(Supplied data Opens)

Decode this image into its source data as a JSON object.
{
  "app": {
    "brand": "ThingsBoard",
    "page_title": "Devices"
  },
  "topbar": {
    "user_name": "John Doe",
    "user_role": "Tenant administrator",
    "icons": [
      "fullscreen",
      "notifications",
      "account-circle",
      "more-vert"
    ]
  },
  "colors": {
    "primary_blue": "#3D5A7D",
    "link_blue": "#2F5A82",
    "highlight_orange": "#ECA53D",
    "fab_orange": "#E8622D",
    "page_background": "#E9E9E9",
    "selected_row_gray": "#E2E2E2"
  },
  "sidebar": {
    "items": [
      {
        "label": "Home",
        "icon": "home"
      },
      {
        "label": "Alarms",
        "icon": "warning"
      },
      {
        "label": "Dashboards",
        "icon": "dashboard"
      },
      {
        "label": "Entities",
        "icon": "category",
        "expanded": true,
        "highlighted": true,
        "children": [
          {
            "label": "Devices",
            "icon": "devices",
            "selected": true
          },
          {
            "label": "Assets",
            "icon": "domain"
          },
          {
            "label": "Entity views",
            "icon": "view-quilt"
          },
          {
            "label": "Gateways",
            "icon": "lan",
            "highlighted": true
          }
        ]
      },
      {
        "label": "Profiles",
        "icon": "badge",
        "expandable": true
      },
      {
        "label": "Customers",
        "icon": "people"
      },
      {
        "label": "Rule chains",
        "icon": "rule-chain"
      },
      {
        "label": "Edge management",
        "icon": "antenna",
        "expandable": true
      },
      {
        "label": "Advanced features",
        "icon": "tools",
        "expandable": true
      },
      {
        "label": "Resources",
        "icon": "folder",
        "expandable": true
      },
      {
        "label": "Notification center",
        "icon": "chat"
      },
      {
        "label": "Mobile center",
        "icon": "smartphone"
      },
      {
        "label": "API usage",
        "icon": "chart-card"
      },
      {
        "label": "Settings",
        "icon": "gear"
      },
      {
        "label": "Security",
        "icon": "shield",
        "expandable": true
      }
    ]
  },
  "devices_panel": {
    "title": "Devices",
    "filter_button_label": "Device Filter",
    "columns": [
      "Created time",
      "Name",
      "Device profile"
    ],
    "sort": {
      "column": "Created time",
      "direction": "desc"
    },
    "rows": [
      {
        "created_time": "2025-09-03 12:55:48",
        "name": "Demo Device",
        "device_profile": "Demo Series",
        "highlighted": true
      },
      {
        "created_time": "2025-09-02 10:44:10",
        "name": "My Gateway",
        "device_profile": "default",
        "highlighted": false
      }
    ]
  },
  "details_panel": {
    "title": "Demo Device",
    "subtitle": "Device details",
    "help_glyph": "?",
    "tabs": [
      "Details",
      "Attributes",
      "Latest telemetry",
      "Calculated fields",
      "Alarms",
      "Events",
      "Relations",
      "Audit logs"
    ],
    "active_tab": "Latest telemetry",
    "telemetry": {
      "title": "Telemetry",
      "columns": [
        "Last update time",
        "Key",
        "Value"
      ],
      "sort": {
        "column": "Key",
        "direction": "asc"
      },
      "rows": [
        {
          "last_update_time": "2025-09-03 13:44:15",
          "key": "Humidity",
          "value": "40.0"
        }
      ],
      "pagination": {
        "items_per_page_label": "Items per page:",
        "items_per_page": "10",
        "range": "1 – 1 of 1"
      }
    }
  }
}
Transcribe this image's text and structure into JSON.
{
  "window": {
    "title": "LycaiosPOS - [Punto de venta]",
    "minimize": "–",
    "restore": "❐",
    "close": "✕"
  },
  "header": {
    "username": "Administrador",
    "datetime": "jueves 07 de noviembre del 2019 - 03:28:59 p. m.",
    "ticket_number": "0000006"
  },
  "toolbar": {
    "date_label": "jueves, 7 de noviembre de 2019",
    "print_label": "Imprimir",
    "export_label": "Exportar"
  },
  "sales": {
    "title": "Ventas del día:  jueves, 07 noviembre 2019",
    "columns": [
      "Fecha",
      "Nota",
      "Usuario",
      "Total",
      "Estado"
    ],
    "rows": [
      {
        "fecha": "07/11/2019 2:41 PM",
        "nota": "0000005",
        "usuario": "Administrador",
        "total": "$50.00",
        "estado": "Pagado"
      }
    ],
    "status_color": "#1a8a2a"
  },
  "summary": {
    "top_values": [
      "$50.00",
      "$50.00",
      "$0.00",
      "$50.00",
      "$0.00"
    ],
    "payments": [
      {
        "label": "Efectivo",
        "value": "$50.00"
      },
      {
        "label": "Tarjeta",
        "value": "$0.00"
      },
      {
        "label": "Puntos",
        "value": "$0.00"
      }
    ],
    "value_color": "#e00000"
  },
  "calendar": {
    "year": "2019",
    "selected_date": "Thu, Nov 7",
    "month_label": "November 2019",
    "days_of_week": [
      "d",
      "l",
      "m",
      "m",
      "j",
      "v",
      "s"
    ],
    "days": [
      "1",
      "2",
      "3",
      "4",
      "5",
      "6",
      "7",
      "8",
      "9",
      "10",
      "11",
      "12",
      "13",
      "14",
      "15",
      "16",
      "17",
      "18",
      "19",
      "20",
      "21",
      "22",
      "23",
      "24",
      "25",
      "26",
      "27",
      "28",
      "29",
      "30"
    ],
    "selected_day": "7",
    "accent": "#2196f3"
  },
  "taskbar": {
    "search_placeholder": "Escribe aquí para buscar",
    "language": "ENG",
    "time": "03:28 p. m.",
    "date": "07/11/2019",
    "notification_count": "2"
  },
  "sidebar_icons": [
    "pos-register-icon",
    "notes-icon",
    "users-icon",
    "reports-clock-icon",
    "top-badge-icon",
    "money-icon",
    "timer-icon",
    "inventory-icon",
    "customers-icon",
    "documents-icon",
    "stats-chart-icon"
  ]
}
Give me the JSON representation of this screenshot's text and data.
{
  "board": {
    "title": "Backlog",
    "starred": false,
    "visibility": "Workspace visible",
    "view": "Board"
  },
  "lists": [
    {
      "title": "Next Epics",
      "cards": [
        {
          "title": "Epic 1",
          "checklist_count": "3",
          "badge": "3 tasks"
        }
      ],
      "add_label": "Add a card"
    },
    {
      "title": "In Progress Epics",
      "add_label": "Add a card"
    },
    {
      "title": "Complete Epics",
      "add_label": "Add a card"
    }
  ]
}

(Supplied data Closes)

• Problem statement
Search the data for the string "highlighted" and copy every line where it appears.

• Your response
        "highlighted": true,
            "highlighted": true
        "highlighted": true
        "highlighted": false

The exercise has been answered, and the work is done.